In early 2007, many expected Marion County Republicans to punt on the chance to unseat Democratic Mayor Bart Peterson. After
all, the two-term incumbent had high approval ratings and a campaign war chest of $2.5 million.
Attractive GOP candidates willing to embrace the challenge were in short supply.
A series of better-known people turned the nomination down, so local Republicans turned in desperation to businessman Bob
Parker. But Parker stumbled on his way out of the gate when The Indianapolis Star in late February published racist
comments he made in a recorded interview. Jewish groups reacted with outrage.
Peterson's re-election seemed certain, and the Republican nomination fell to Greg Ballard, a 52-year-old former lieutenant
colonel in the U.S. Marines. With few financial resources and even less support from community leaders, Ballard staged a long-shot
grass-roots campaign based on wearing out his shoe leather. He spent all summer meeting with church and neighborhood groups.
Ballard's big break came unexpectedly in the summer, when Indiana's property-tax crisis began to crest. Behind closed
doors, Republican leaders bemoaned their missed opportunity to oust Peterson. But Ballard attempted to ride the wave of ire.
He appeared at public protests and advocated eliminating property taxes entirely. Ballard's blue "Had Enough?"
campaign signs began popping up in yards around Indianapolis.

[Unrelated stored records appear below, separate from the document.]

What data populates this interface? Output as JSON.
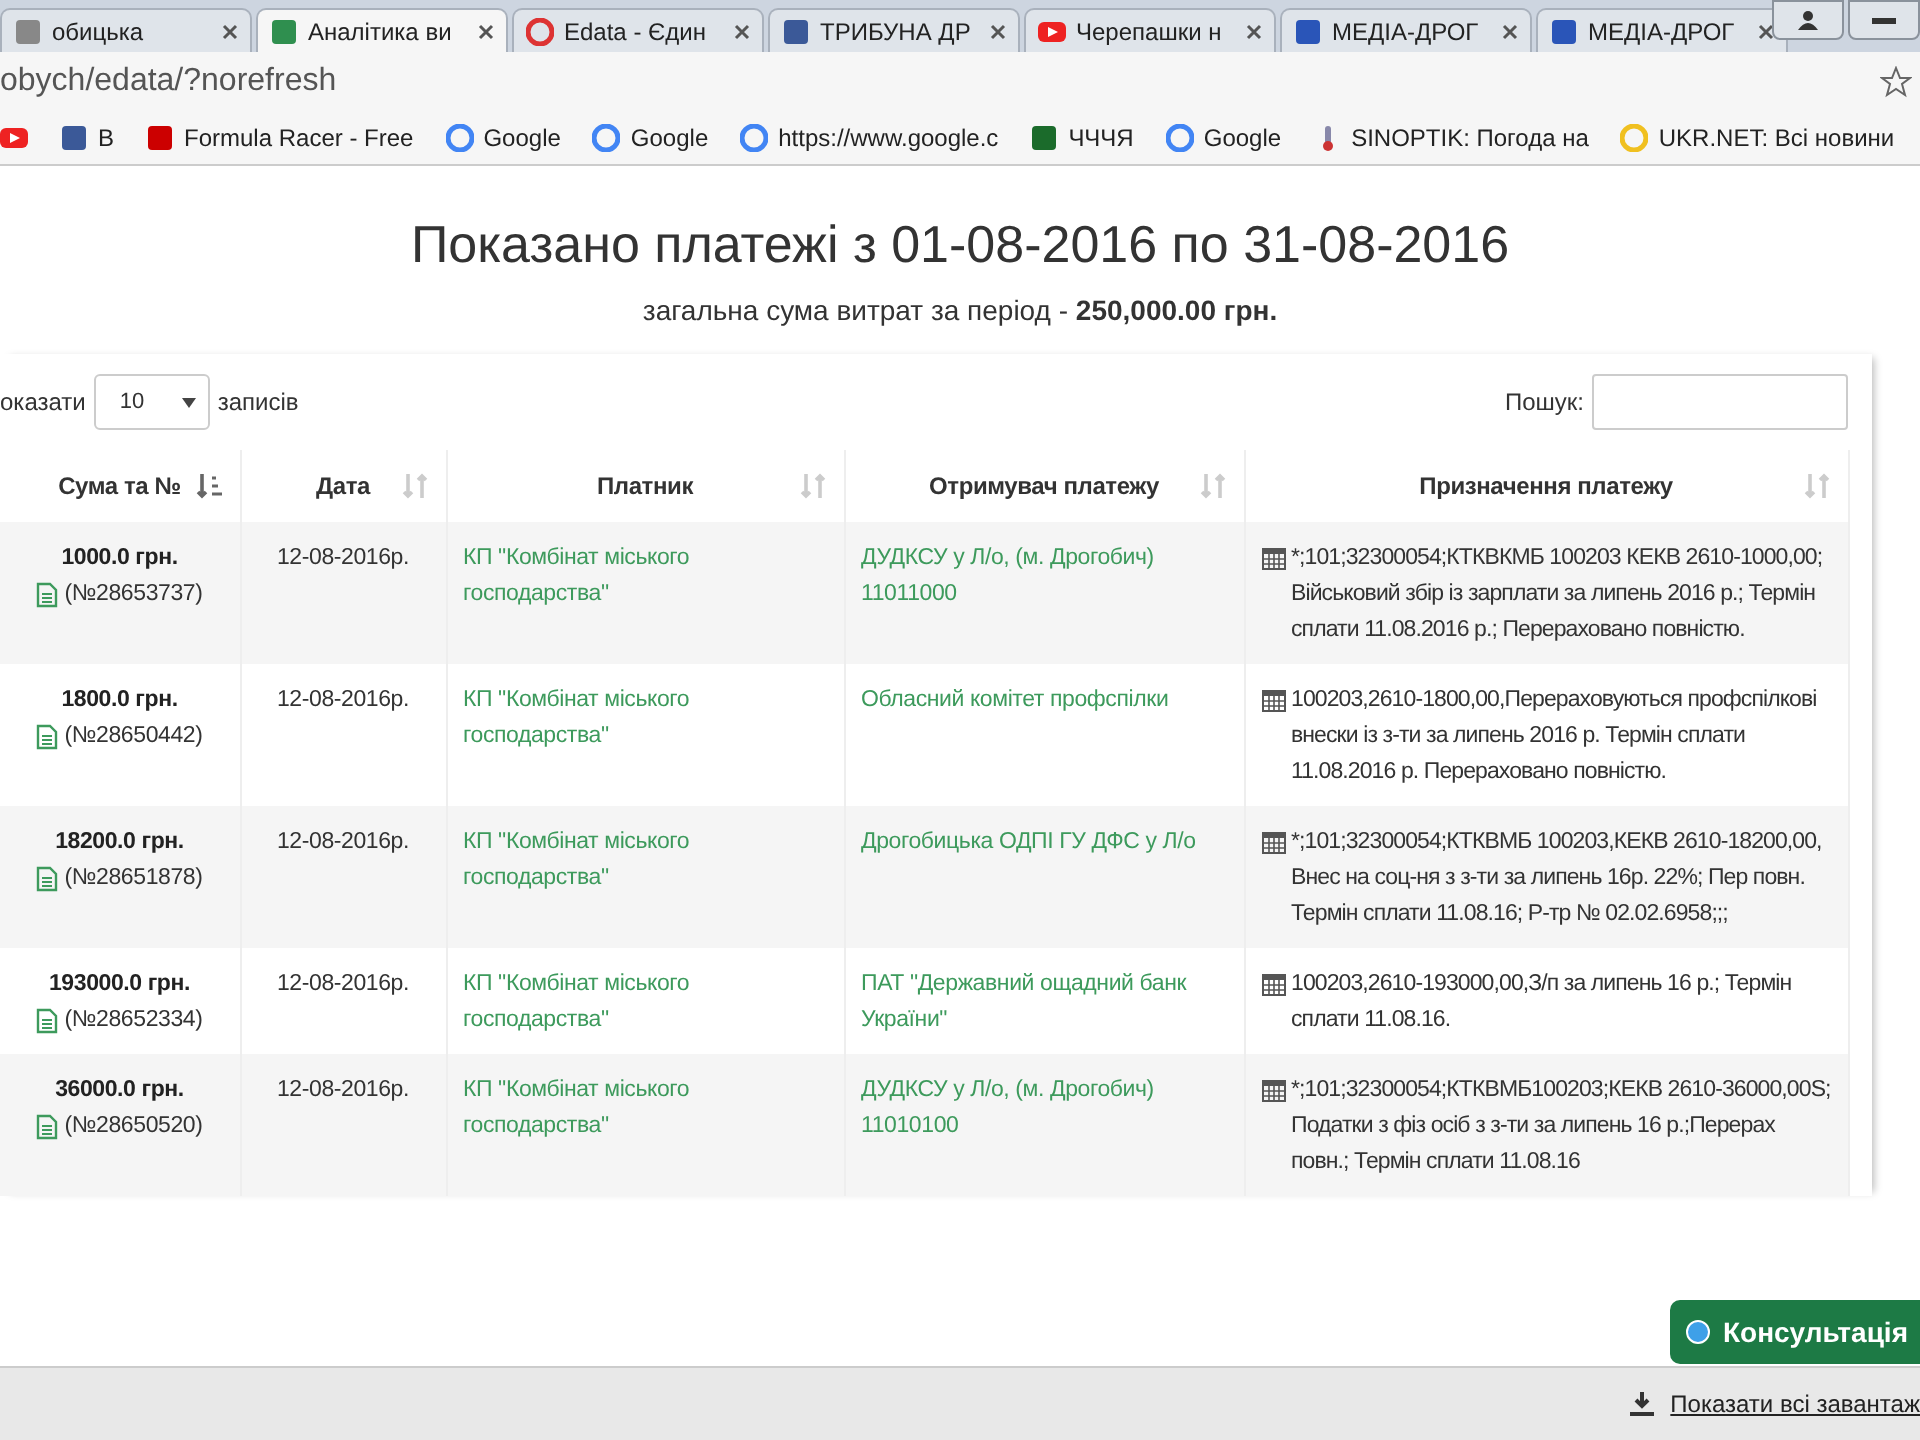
{
  "browser": {
    "tabs": [
      {
        "title": "обицька",
        "kind": "generic",
        "selected": false
      },
      {
        "title": "Аналітика ви",
        "kind": "chart",
        "selected": true
      },
      {
        "title": "Edata - Єдин",
        "kind": "edata",
        "selected": false
      },
      {
        "title": "ТРИБУНА ДР",
        "kind": "facebook",
        "selected": false
      },
      {
        "title": "Черепашки н",
        "kind": "youtube",
        "selected": false
      },
      {
        "title": "МЕДІА-ДРОГ",
        "kind": "media",
        "selected": false
      },
      {
        "title": "МЕДІА-ДРОГ",
        "kind": "media",
        "selected": false
      }
    ],
    "address": "obych/edata/?norefresh",
    "bookmarks": [
      {
        "kind": "youtube"
      },
      {
        "kind": "facebook",
        "label": "B"
      },
      {
        "kind": "racer",
        "label": "Formula Racer - Free"
      },
      {
        "kind": "google",
        "label": "Google"
      },
      {
        "kind": "google",
        "label": "Google"
      },
      {
        "kind": "google",
        "label": "https://www.google.c"
      },
      {
        "kind": "chchchya",
        "label": "ЧЧЧЯ"
      },
      {
        "kind": "google",
        "label": "Google"
      },
      {
        "kind": "thermo",
        "label": "SINOPTIK: Погода на"
      },
      {
        "kind": "ukrnet",
        "label": "UKR.NET: Всі новини"
      }
    ]
  },
  "heading": "Показано платежі з 01-08-2016 по 31-08-2016",
  "summary": "загальна сума витрат за період - **250,000.00 грн.**",
  "length_control": {
    "before": "оказати",
    "value": "10",
    "after": "записів"
  },
  "search": {
    "label": "Пошук:"
  },
  "table": {
    "columns": [
      {
        "label": "Сума та №",
        "sorted": true
      },
      {
        "label": "Дата",
        "sorted": false
      },
      {
        "label": "Платник",
        "sorted": false
      },
      {
        "label": "Отримувач платежу",
        "sorted": false
      },
      {
        "label": "Призначення платежу",
        "sorted": false
      }
    ],
    "rows": [
      {
        "amount": "1000.0 грн.",
        "number": "(№28653737)",
        "date": "12-08-2016р.",
        "payer": "КП \"Комбінат міського господарства\"",
        "recipient": "ДУДКСУ у Л/о, (м. Дрогобич) 11011000",
        "purpose": "*;101;32300054;КТКВКМБ 100203 КЕКВ 2610-1000,00; Військовий збір із зарплати за липень 2016 р.; Термін сплати 11.08.2016 р.; Перераховано повністю."
      },
      {
        "amount": "1800.0 грн.",
        "number": "(№28650442)",
        "date": "12-08-2016р.",
        "payer": "КП \"Комбінат міського господарства\"",
        "recipient": "Обласний комітет профспілки",
        "purpose": "100203,2610-1800,00,Перераховуються профспілкові внески із з-ти за липень 2016 р. Термін сплати 11.08.2016 р. Перераховано повністю."
      },
      {
        "amount": "18200.0 грн.",
        "number": "(№28651878)",
        "date": "12-08-2016р.",
        "payer": "КП \"Комбінат міського господарства\"",
        "recipient": "Дрогобицька ОДПІ ГУ ДФС у Л/о",
        "purpose": "*;101;32300054;КТКВМБ 100203,КЕКВ 2610-18200,00, Внес на соц-ня з з-ти за липень 16р. 22%; Пер повн. Термін сплати 11.08.16; Р-тр № 02.02.6958;;;"
      },
      {
        "amount": "193000.0 грн.",
        "number": "(№28652334)",
        "date": "12-08-2016р.",
        "payer": "КП \"Комбінат міського господарства\"",
        "recipient": "ПАТ \"Державний ощадний банк України\"",
        "purpose": "100203,2610-193000,00,З/п за липень 16 р.; Термін сплати 11.08.16."
      },
      {
        "amount": "36000.0 грн.",
        "number": "(№28650520)",
        "date": "12-08-2016р.",
        "payer": "КП \"Комбінат міського господарства\"",
        "recipient": "ДУДКСУ у Л/о, (м. Дрогобич) 11010100",
        "purpose": "*;101;32300054;КТКВМБ100203;КЕКВ 2610-36000,00S; Податки з фіз осіб з з-ти за липень 16 р.;Перерах повн.; Термін сплати 11.08.16"
      }
    ]
  },
  "consult_button": "Консультація",
  "downloads_link": "Показати всі завантаж"
}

Despite the turmoil, Peterson still looked unbeatable. Feeling secure of his lead, the mayor approved a local income-tax
hike to underwrite improvements to public safety and pay off the city's long-standing debt for police and firefighter
pensions. For many voters, it was a tone-deaf decision.

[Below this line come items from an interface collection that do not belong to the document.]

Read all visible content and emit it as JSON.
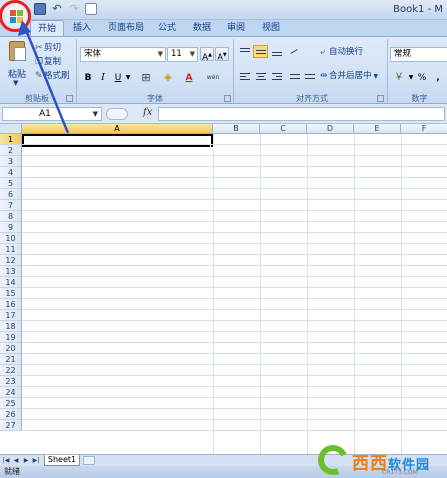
{
  "window": {
    "title": "Book1 - M",
    "qat_icons": [
      "save-icon",
      "undo-icon",
      "redo-icon",
      "new-document-icon"
    ]
  },
  "ribbon_tabs": [
    "开始",
    "插入",
    "页面布局",
    "公式",
    "数据",
    "审阅",
    "视图"
  ],
  "clipboard": {
    "paste": "粘贴",
    "cut": "剪切",
    "copy": "复制",
    "format_painter": "格式刷",
    "group_label": "剪贴板"
  },
  "font": {
    "name": "宋体",
    "size": "11",
    "bold": "B",
    "italic": "I",
    "underline": "U",
    "font_color_letter": "A",
    "phonetic": "wén",
    "group_label": "字体"
  },
  "alignment": {
    "wrap_text": "自动换行",
    "merge_center": "合并后居中",
    "group_label": "对齐方式"
  },
  "number": {
    "format": "常规",
    "percent": "%",
    "comma": ",",
    "group_label": "数字"
  },
  "formula_bar": {
    "name_box": "A1",
    "fx": "fx",
    "value": ""
  },
  "sheet": {
    "columns": [
      "A",
      "B",
      "C",
      "D",
      "E",
      "F"
    ],
    "selected_column": "A",
    "rows": [
      "1",
      "2",
      "3",
      "4",
      "5",
      "6",
      "7",
      "8",
      "9",
      "10",
      "11",
      "12",
      "13",
      "14",
      "15",
      "16",
      "17",
      "18",
      "19",
      "20",
      "21",
      "22",
      "23",
      "24",
      "25",
      "26",
      "27"
    ],
    "selected_row": "1",
    "tabs": [
      "Sheet1"
    ]
  },
  "status": {
    "text": "就绪"
  },
  "watermark": {
    "brand_orange": "西西",
    "brand_blue": "软件园",
    "url": "CR173.COM"
  },
  "colors": {
    "ribbon_bg": "#d3e3f5",
    "selected_header": "#f6c955",
    "annotation_red": "#e8221b",
    "annotation_blue": "#2e55c8"
  }
}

On Election Day, Peterson's lead had clearly narrowed, but most pundits still expected him to win. When Ballard pulled
off the victory, it was Indiana's most stunning political upset in decades.
Left flat-footed, reporters and business leaders alike scrambled to meet Ballard and learn his agenda, which includes slashing
at least $70 million a year from local government spending and reorganizing the Indianapolis Metropolitan Police Department
under his direct command.
But Ballard's views aren't yet clear about a host of other public issues, including downtown development projects,
whether Indianapolis should pursue a bid to host the 2012 Super Bowl, or how the community can sustain its progress on arts
and cultural initiatives.
As the year concluded, Ballard was quickly embraced by the Republican elite who once wouldn't take his calls. In the
wake of his victory, Ballard's transition team of longtime insiders and 150 volunteers evaluated the current status of
local government. Their work will set the stage for Ballard to restructure department management hierarchies, replace dozens
of board members, and release long-standing government service contracts for competitive bidding on the open market.